No other prelate epitomized Liberation Theology in the Catholic Church in the entire Latin America( even across the globe)more than Bishop Romero. He was the fourth Archbishop of San Salvador.
He spoke out against poverty, social injustice, assassinations, and politically induced tortures. Romero actively denounced violations of the human rights of the most vulnerable people and defended the principles of protecting lives, promoting human dignity and opposing all forms of violence.
He made politicians and gangsters tremble because he took no prisoners in his condemnation of social ills. In 1980, Romero was assassinated while officiating Mass in the chapel of the Hospital of Divine Providence.
During Romero’s beatification, Pope Francis stated, “His ministry was distinguished by his particular attention to the most poor and marginalized.”
In 2010, the United Nations General Assembly proclaimed 24 March as the “International Day for the Right to the Truth Concerning Gross Human Rights Violations and for the Dignity of Victims” in recognition of the role of Archbishop Romero in defence of human rights.
Latin American church groups often proclaim Romero an unofficial patron saint of the Americas and El Salvador; Catholics in El Salvador often refer to him as “San Romero”, as well as “Monseñor Romero”.
Romero is also honored by the Church of England and Anglican Communion through the Calendar in Common Worship, as well as in at least one Lutheran liturgical calendar.
Archbishop Romero is also one of the ten 20th-century martyrs depicted in statues above the Great West Door of Westminster Abbey in London. In 2008, Europe-based magazine A Different View included Romero among its 15 Champions of World Democracy.
In Nigeria, we dont want to get religious leaders to act their pact in social change. Yet we celebrate Archbishop Desmond Tutu, eulogise Rev. Dr. Martin Luther King, venerate The Dalai Lama, Archbishop Sin was a constant throne in the flesh of Ferdinand and Imelda Marcos of Philippines, we hailed such intervention. But whenever any Nigerian clergy makes a pronouncement deemed political, we attack his/her person, especially when such is not in “our political interest”..
With the power religious leaders wield in Nigeria, the easiest way to turn things around in this country will be through the involvement of religious leaders. Instead of shutting them off, we should encourage them to engage with power, speak truth to power and challenge power.
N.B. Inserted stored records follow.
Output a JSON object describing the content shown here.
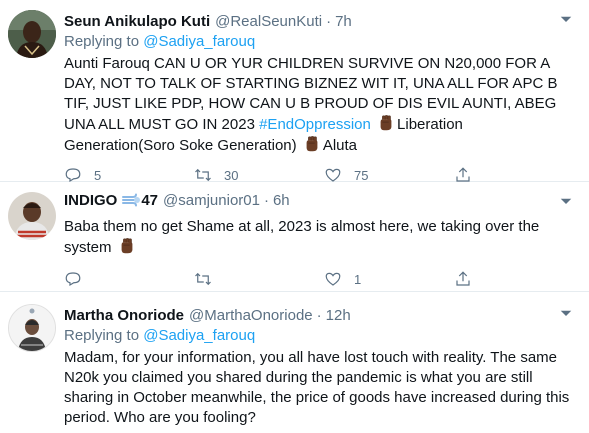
{
  "tweets": [
    {
      "name": "Seun Anikulapo Kuti",
      "handle": "@RealSeunKuti",
      "time": "7h",
      "replying_label": "Replying to",
      "replying_to": "@Sadiya_farouq",
      "text_1": "Aunti Farouq CAN U OR YUR CHILDREN SURVIVE ON N20,000 FOR A DAY, NOT TO TALK OF STARTING BIZNEZ WIT IT, UNA ALL FOR APC B TIF, JUST LIKE PDP, HOW CAN U B PROUD OF DIS EVIL AUNTI, ABEG UNA ALL MUST GO IN 2023",
      "hashtag": "#EndOppression",
      "text_2": "Liberation Generation(Soro Soke Generation)",
      "text_3": "Aluta",
      "replies": "5",
      "retweets": "30",
      "likes": "75"
    },
    {
      "name": "INDIGO",
      "name_suffix": "47",
      "handle": "@samjunior01",
      "time": "6h",
      "text_1": "Baba them no get Shame at all, 2023 is almost here, we taking over the system",
      "replies": "",
      "retweets": "",
      "likes": "1"
    },
    {
      "name": "Martha Onoriode",
      "handle": "@MarthaOnoriode",
      "time": "12h",
      "replying_label": "Replying to",
      "replying_to": "@Sadiya_farouq",
      "text_1": "Madam, for your information, you all have lost touch with reality. The same N20k you claimed you shared during the pandemic is what you are still sharing in October meanwhile, the price of goods have increased during this period. Who are you fooling?"
    }
  ],
  "icons": {
    "more": "more-icon",
    "reply": "reply-icon",
    "retweet": "retweet-icon",
    "like": "heart-icon",
    "share": "share-icon",
    "fist": "raised-fist-emoji",
    "dash": "dash-emoji"
  },
  "colors": {
    "accent": "#1da1f2",
    "secondary_text": "#5b7083",
    "divider": "#e6ecf0",
    "fist": "#6b3e26"
  }
}
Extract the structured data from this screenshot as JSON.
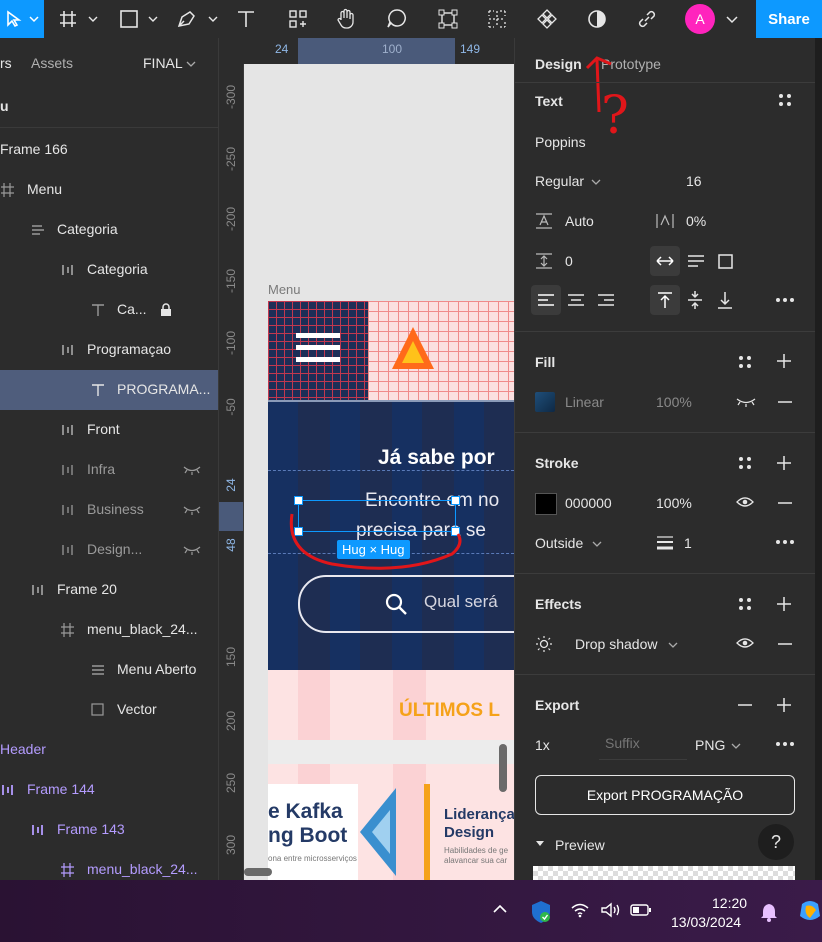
{
  "toolbar": {
    "share_label": "Share",
    "avatar_letter": "A"
  },
  "left_panel": {
    "tab_layers": "rs",
    "tab_assets": "Assets",
    "page_name": "FINAL",
    "page_item_partial": "u",
    "layers": [
      {
        "label": "Frame 166"
      },
      {
        "label": "Menu"
      },
      {
        "label": "Categoria"
      },
      {
        "label": "Categoria"
      },
      {
        "label": "Ca..."
      },
      {
        "label": "Programaçao"
      },
      {
        "label": "PROGRAMA..."
      },
      {
        "label": "Front"
      },
      {
        "label": "Infra"
      },
      {
        "label": "Business"
      },
      {
        "label": "Design..."
      },
      {
        "label": "Frame 20"
      },
      {
        "label": "menu_black_24..."
      },
      {
        "label": "Menu Aberto"
      },
      {
        "label": "Vector"
      },
      {
        "label": "Header"
      },
      {
        "label": "Frame 144"
      },
      {
        "label": "Frame 143"
      },
      {
        "label": "menu_black_24..."
      }
    ]
  },
  "rulers": {
    "h": [
      "24",
      "100",
      "149"
    ],
    "v": [
      "-300",
      "-250",
      "-200",
      "-150",
      "-100",
      "-50",
      "24",
      "48",
      "150",
      "200",
      "250",
      "300"
    ]
  },
  "canvas": {
    "frame_label": "Menu",
    "heading": "Já sabe por",
    "body_line1": "Encontre em no",
    "body_line2": "precisa para se",
    "hug_badge": "Hug × Hug",
    "search_text": "Qual será",
    "section_title": "ÚLTIMOS L",
    "card1_line1": "e Kafka",
    "card1_line2": "ng Boot",
    "card1_small": "ona entre microsserviços",
    "card2_line1": "Liderança",
    "card2_line2": "Design",
    "card2_small1": "Habilidades de ge",
    "card2_small2": "alavancar sua car"
  },
  "right_panel": {
    "tab_design": "Design",
    "tab_prototype": "Prototype",
    "text_section": "Text",
    "font_family": "Poppins",
    "font_weight": "Regular",
    "font_size": "16",
    "line_height": "Auto",
    "letter_spacing": "0%",
    "paragraph_spacing": "0",
    "fill_section": "Fill",
    "fill_type": "Linear",
    "fill_opacity": "100%",
    "stroke_section": "Stroke",
    "stroke_hex": "000000",
    "stroke_opacity": "100%",
    "stroke_position": "Outside",
    "stroke_weight": "1",
    "effects_section": "Effects",
    "effect_name": "Drop shadow",
    "export_section": "Export",
    "export_scale": "1x",
    "export_suffix_placeholder": "Suffix",
    "export_format": "PNG",
    "export_button": "Export PROGRAMAÇÃO",
    "preview_label": "Preview",
    "help": "?",
    "annotation": "?"
  },
  "taskbar": {
    "time": "12:20",
    "date": "13/03/2024"
  },
  "colors": {
    "accent": "#0d99ff",
    "selection": "#4f5d7c",
    "annotation": "#e0161a",
    "avatar": "#ff24bd"
  }
}
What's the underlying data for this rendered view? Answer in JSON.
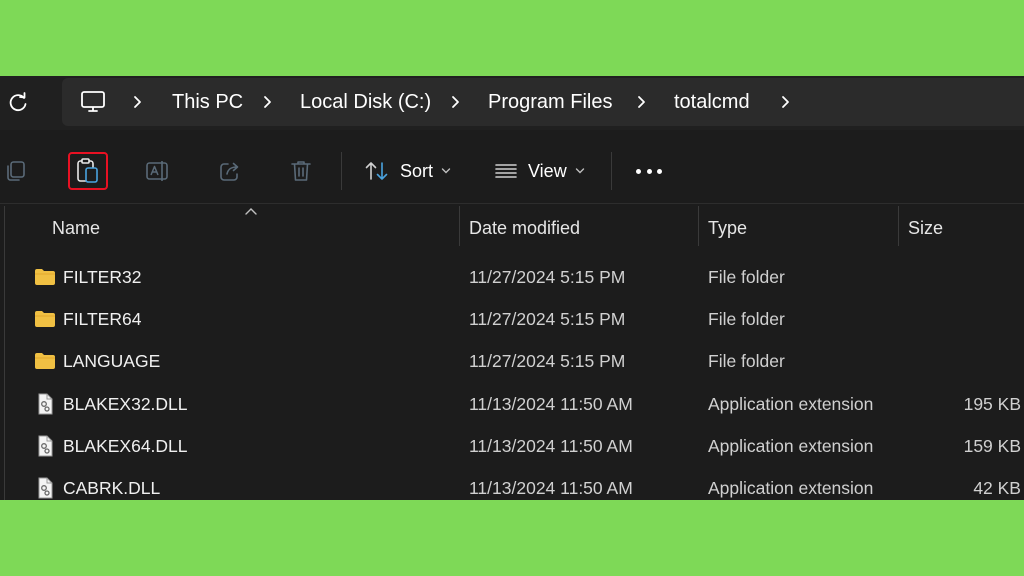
{
  "breadcrumb": {
    "items": [
      {
        "label": "This PC"
      },
      {
        "label": "Local Disk (C:)"
      },
      {
        "label": "Program Files"
      },
      {
        "label": "totalcmd"
      }
    ]
  },
  "toolbar": {
    "sort_label": "Sort",
    "view_label": "View",
    "highlighted_button": "paste-button"
  },
  "columns": [
    "Name",
    "Date modified",
    "Type",
    "Size"
  ],
  "files": [
    {
      "name": "FILTER32",
      "date": "11/27/2024 5:15 PM",
      "type": "File folder",
      "size": "",
      "icon": "folder-icon"
    },
    {
      "name": "FILTER64",
      "date": "11/27/2024 5:15 PM",
      "type": "File folder",
      "size": "",
      "icon": "folder-icon"
    },
    {
      "name": "LANGUAGE",
      "date": "11/27/2024 5:15 PM",
      "type": "File folder",
      "size": "",
      "icon": "folder-icon"
    },
    {
      "name": "BLAKEX32.DLL",
      "date": "11/13/2024 11:50 AM",
      "type": "Application extension",
      "size": "195 KB",
      "icon": "dll-file-icon"
    },
    {
      "name": "BLAKEX64.DLL",
      "date": "11/13/2024 11:50 AM",
      "type": "Application extension",
      "size": "159 KB",
      "icon": "dll-file-icon"
    },
    {
      "name": "CABRK.DLL",
      "date": "11/13/2024 11:50 AM",
      "type": "Application extension",
      "size": "42 KB",
      "icon": "dll-file-icon"
    }
  ],
  "colors": {
    "background": "#7ed957",
    "window": "#1c1c1c",
    "folder": "#f0c043",
    "highlight": "#e81123"
  }
}
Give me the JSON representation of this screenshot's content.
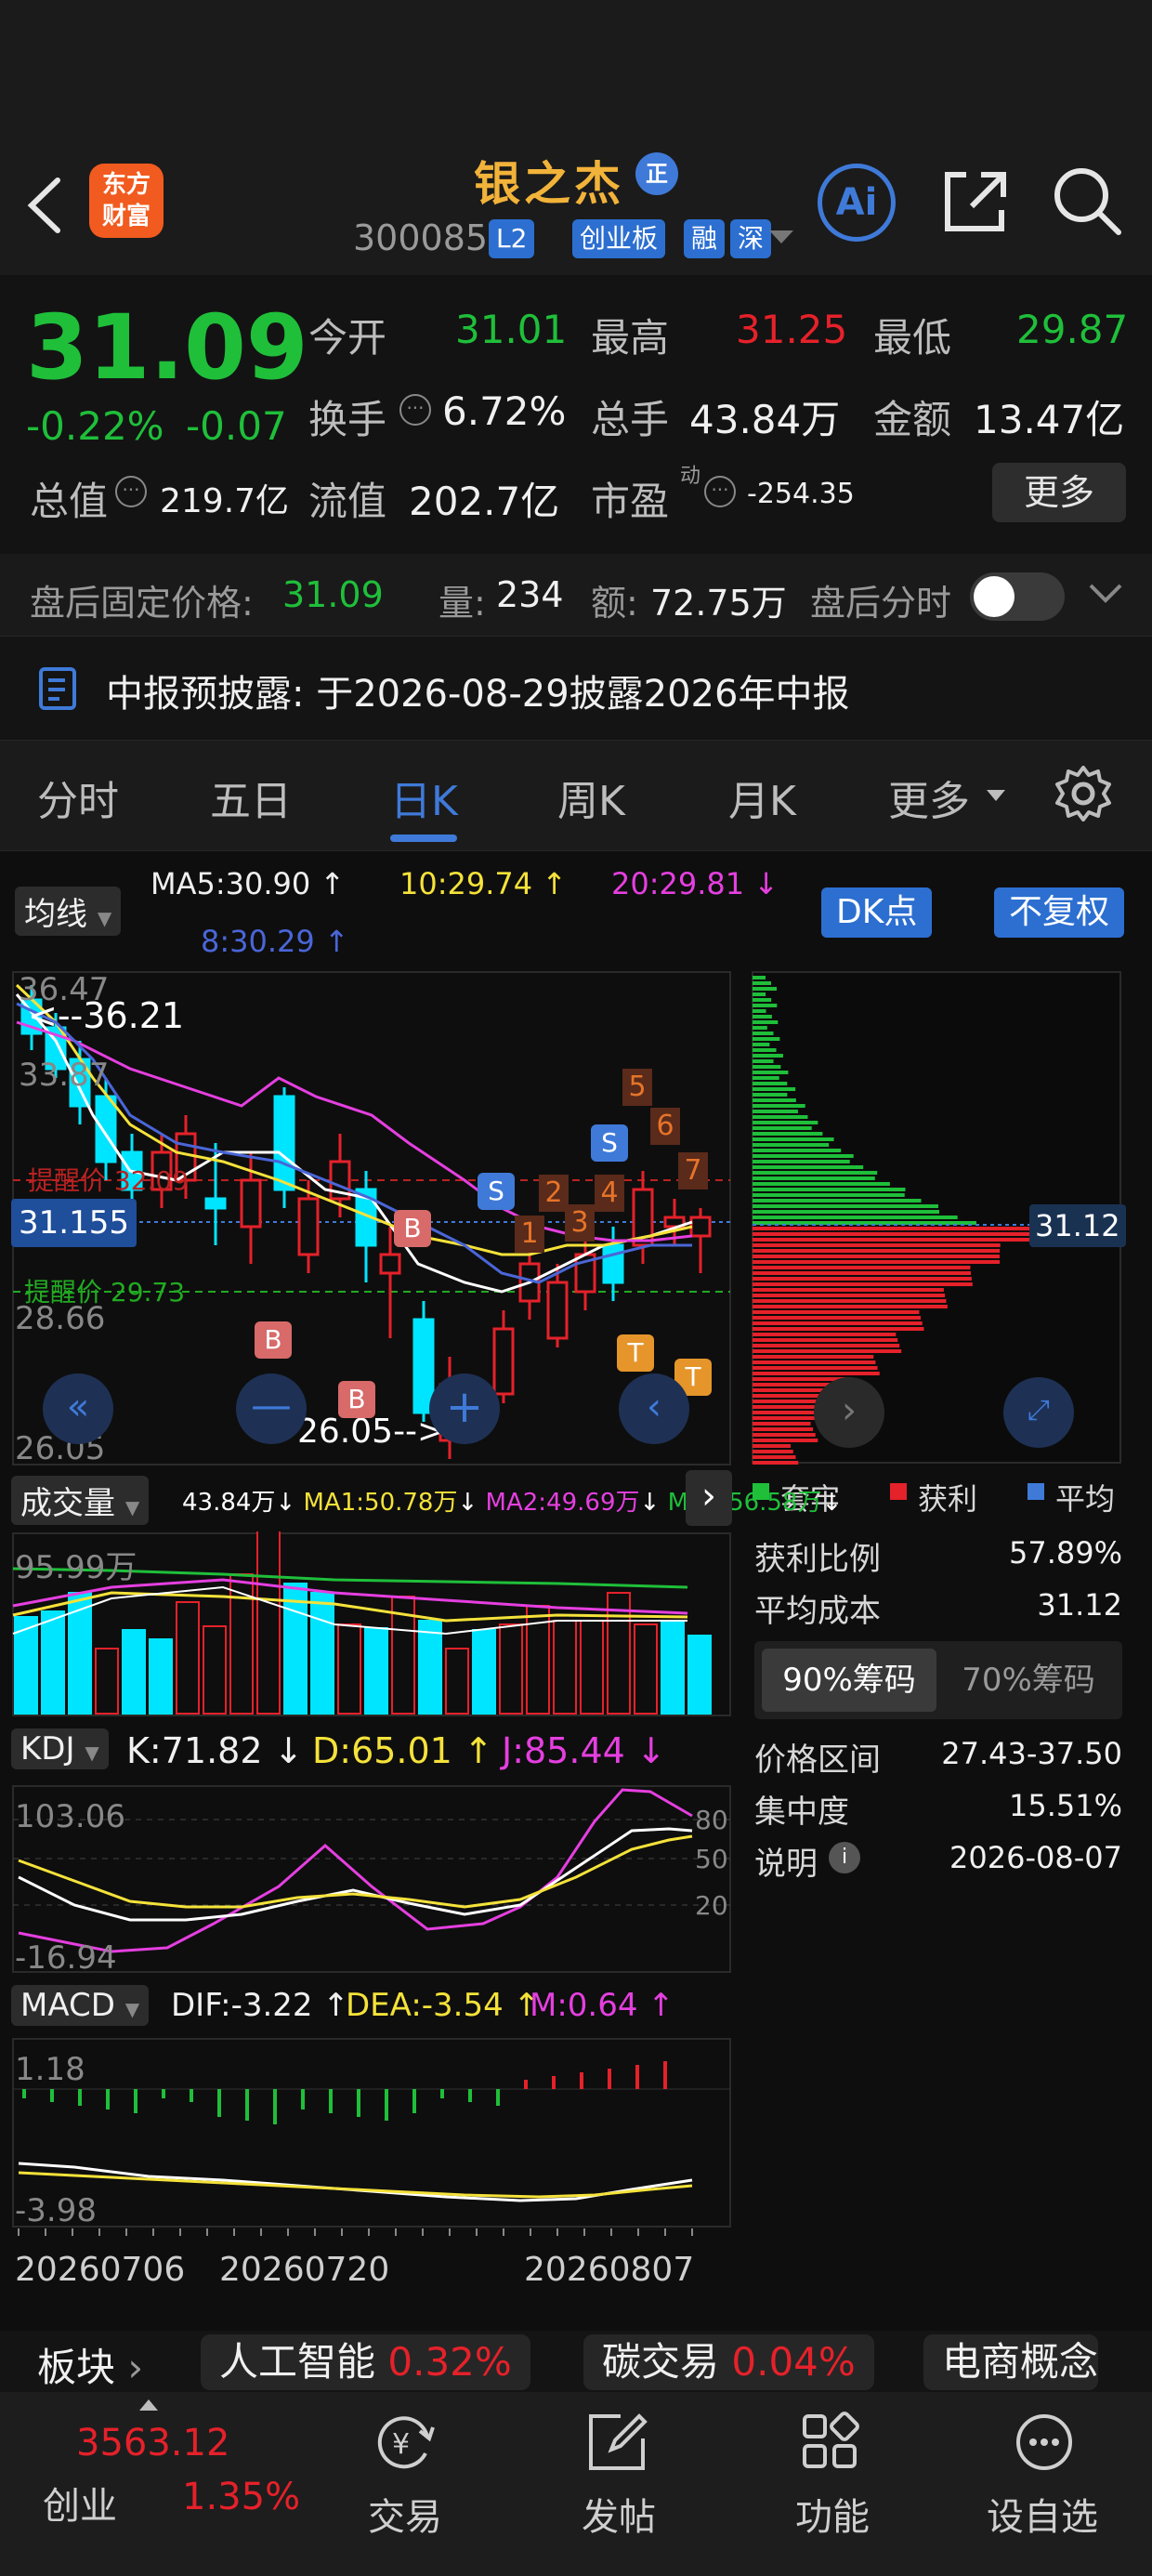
{
  "header": {
    "logo_text_1": "东方",
    "logo_text_2": "财富",
    "stock_name": "银之杰",
    "name_badge": "正",
    "code": "300085",
    "tags": [
      "L2",
      "创业板",
      "融",
      "深"
    ],
    "ai_label": "Ai"
  },
  "quote": {
    "price": "31.09",
    "change_pct": "-0.22%",
    "change": "-0.07",
    "open_label": "今开",
    "open": "31.01",
    "high_label": "最高",
    "high": "31.25",
    "low_label": "最低",
    "low": "29.87",
    "turnover_label": "换手",
    "turnover": "6.72%",
    "volume_label": "总手",
    "volume": "43.84万",
    "amount_label": "金额",
    "amount": "13.47亿",
    "mktcap_label": "总值",
    "mktcap": "219.7亿",
    "float_label": "流值",
    "float": "202.7亿",
    "pe_label": "市盈",
    "pe_sup": "动",
    "pe": "-254.35",
    "more_label": "更多"
  },
  "after_hours": {
    "price_label": "盘后固定价格:",
    "price": "31.09",
    "vol_label": "量:",
    "vol": "234",
    "amt_label": "额:",
    "amt": "72.75万",
    "timeline_label": "盘后分时"
  },
  "notice": {
    "text": "中报预披露:  于2026-08-29披露2026年中报"
  },
  "tabs": [
    "分时",
    "五日",
    "日K",
    "周K",
    "月K",
    "更多"
  ],
  "active_tab": 2,
  "kline": {
    "ma_toggle": "均线",
    "ma5": "MA5:30.90",
    "ma10": "10:29.74",
    "ma20": "20:29.81",
    "ma8": "8:30.29",
    "dk_btn": "DK点",
    "adj_btn": "不复权",
    "y_top": "36.47",
    "y_2": "33.87",
    "y_3": "28.66",
    "y_bottom": "26.05",
    "hi_marker": "36.21",
    "lo_marker": "26.05",
    "price_tag": "31.155",
    "alert_high": "提醒价 32.09",
    "alert_low": "提醒价 29.73",
    "signals": [
      "S",
      "S",
      "B",
      "B",
      "B"
    ],
    "dk_nums": [
      "1",
      "2",
      "3",
      "4",
      "5",
      "6",
      "7"
    ],
    "t_marks": [
      "T",
      "T"
    ]
  },
  "chip": {
    "price_tag": "31.12",
    "legend": [
      "套牢",
      "获利",
      "平均"
    ],
    "profit_ratio_label": "获利比例",
    "profit_ratio": "57.89%",
    "avg_cost_label": "平均成本",
    "avg_cost": "31.12",
    "tab_90": "90%筹码",
    "tab_70": "70%筹码",
    "range_label": "价格区间",
    "range": "27.43-37.50",
    "conc_label": "集中度",
    "conc": "15.51%",
    "note_label": "说明",
    "note_date": "2026-08-07"
  },
  "volume": {
    "label": "成交量",
    "cur": "43.84万",
    "ma1": "MA1:50.78万",
    "ma2": "MA2:49.69万",
    "ma3": "MA3:56.58万",
    "y_top": "95.99万"
  },
  "kdj": {
    "label": "KDJ",
    "k": "K:71.82",
    "d": "D:65.01",
    "j": "J:85.44",
    "y_top": "103.06",
    "y_bottom": "-16.94",
    "lv80": "80",
    "lv50": "50",
    "lv20": "20"
  },
  "macd": {
    "label": "MACD",
    "dif": "DIF:-3.22",
    "dea": "DEA:-3.54",
    "m": "M:0.64",
    "y_top": "1.18",
    "y_bottom": "-3.98"
  },
  "dates": [
    "20260706",
    "20260720",
    "20260807"
  ],
  "sectors": {
    "label": "板块",
    "items": [
      {
        "name": "人工智能",
        "pct": "0.32%"
      },
      {
        "name": "碳交易",
        "pct": "0.04%"
      },
      {
        "name": "电商概念",
        "pct": ""
      }
    ]
  },
  "bottom_nav": {
    "index_value": "3563.12",
    "index_name": "创业",
    "index_pct": "1.35%",
    "items": [
      "交易",
      "发帖",
      "功能",
      "设自选"
    ]
  }
}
Religious leaders have a very important role to play in getting Nigeria to turn the corner.